This doesn’t mean all mean that Job was perfect. It was true that Job made a covenant with his eyes and was able to abstain from sexual immorality – a feat that many people struggle with on a daily basis. It was true that Job didn’t idolize money and prosperity, and used the increase God gave for purposes that glorified God – another feat that many people struggle with daily. It was true that Job didn’t abuse his influence, prosperity, or wisdom for selfish gain or to take advantage against others, even if it was his own enemies. Job’s humility was such that he leveraged all that God gave him in ways that glorified God, and that Job’s treatment of others was without favoritism. Job didn’t treat his friends one way and his enemies another. Again, this is a feat that many people struggle with all of the time. Still, Job confessed he had issues. He made mistakes. He didn’t get it right 100% of the time. The bulk of Job’s life was defined by faithful and righteous living. His habits were Godly ones so that his mistakes were the exception, not the norm.

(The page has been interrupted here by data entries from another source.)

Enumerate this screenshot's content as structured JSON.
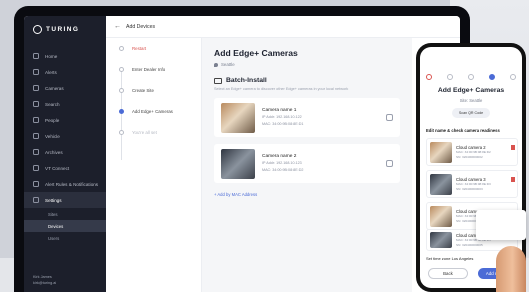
{
  "brand": "TURING",
  "sidebar": {
    "items": [
      {
        "label": "Home",
        "icon": "home-icon"
      },
      {
        "label": "Alerts",
        "icon": "bell-icon"
      },
      {
        "label": "Cameras",
        "icon": "camera-icon"
      },
      {
        "label": "Search",
        "icon": "search-icon"
      },
      {
        "label": "People",
        "icon": "people-icon"
      },
      {
        "label": "Vehicle",
        "icon": "car-icon"
      },
      {
        "label": "Archives",
        "icon": "archive-icon"
      },
      {
        "label": "VT Connect",
        "icon": "link-icon"
      },
      {
        "label": "Alert Rules & Notifications",
        "icon": "rules-icon"
      },
      {
        "label": "Settings",
        "icon": "gear-icon"
      }
    ],
    "sub_items": [
      "Sites",
      "Devices",
      "Users"
    ],
    "user_name": "Kirk James",
    "user_email": "kirk@turing.ai"
  },
  "header": {
    "back": "←",
    "title": "Add Devices"
  },
  "steps": [
    {
      "label": "Restart",
      "state": "err"
    },
    {
      "label": "Enter Dealer Info",
      "state": ""
    },
    {
      "label": "Create Site",
      "state": ""
    },
    {
      "label": "Add Edge+ Cameras",
      "state": "cur"
    },
    {
      "label": "You're all set",
      "state": "dim"
    }
  ],
  "main": {
    "title": "Add Edge+ Cameras",
    "site": "Seattle",
    "section": "Batch-Install",
    "hint": "Select an Edge+ camera to discover other Edge+ cameras in your local network",
    "cameras": [
      {
        "name": "Camera name 1",
        "ip": "IP Addr: 192.168.10.122",
        "mac": "MAC: 34:00:9B:08:8E:D1"
      },
      {
        "name": "Camera name 2",
        "ip": "IP Addr: 192.168.10.123",
        "mac": "MAC: 34:00:9B:08:8E:D2"
      }
    ],
    "add_link": "+ Add by MAC Address"
  },
  "phone": {
    "title": "Add Edge+ Cameras",
    "site": "Site: Seattle",
    "scan": "Scan QR Code",
    "edit": "Edit name & check camera readiness",
    "cards": [
      {
        "name": "Cloud camera 2",
        "mac": "MAC: 34:00:9B:08:8E:D2",
        "sn": "SN: 320400000002"
      },
      {
        "name": "Cloud camera 3",
        "mac": "MAC: 34:00:9B:08:8E:D3",
        "sn": "SN: 320400000003"
      },
      {
        "name": "Cloud camera 4",
        "mac": "MAC: 34:00:9B:08:8E:D4",
        "sn": "SN: 320400000004"
      },
      {
        "name": "Cloud camera 5",
        "mac": "MAC: 34:00:9B:08:8E:D5",
        "sn": "SN: 320400000005"
      }
    ],
    "time": "Set time zone   Los Angeles",
    "back": "Back",
    "next": "Add & Next"
  }
}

The testimony of Job 31:29-34 explains that when Job made mistakes, he didn’t try to cover his issues like Adam. He didn’t try to hide from God. He didn’t try to run from God. He didn’t try to cover his shame on his own by the weak works of his own hands. Job sought the Lord and His mercy in humility, confessing his sin and sought fellowship with God. Job confessed that he didn’t seek to please people more than God so as to be governed by people in his relationship with God. His treatment of enemies and strangers was not directed by the expectations or traditions of peers. He didn’t fear the rejection of people so as to be discouraged from treating people according to God’s standards. Whether people accepted him or not, Job treated others as God said he should. Job wasn’t afraid of offending others by living according to God’s righteousness. Job didn’t desire the approval or acceptance of others so that it compromised his willingness to live by God’s standards. Job was not a perfect man. He was a blameless and upright man – one that received the revelation of God’s righteousness and responded to it with faith and humility so that his life looked like one that followed Jesus Christ, even before Jesus came!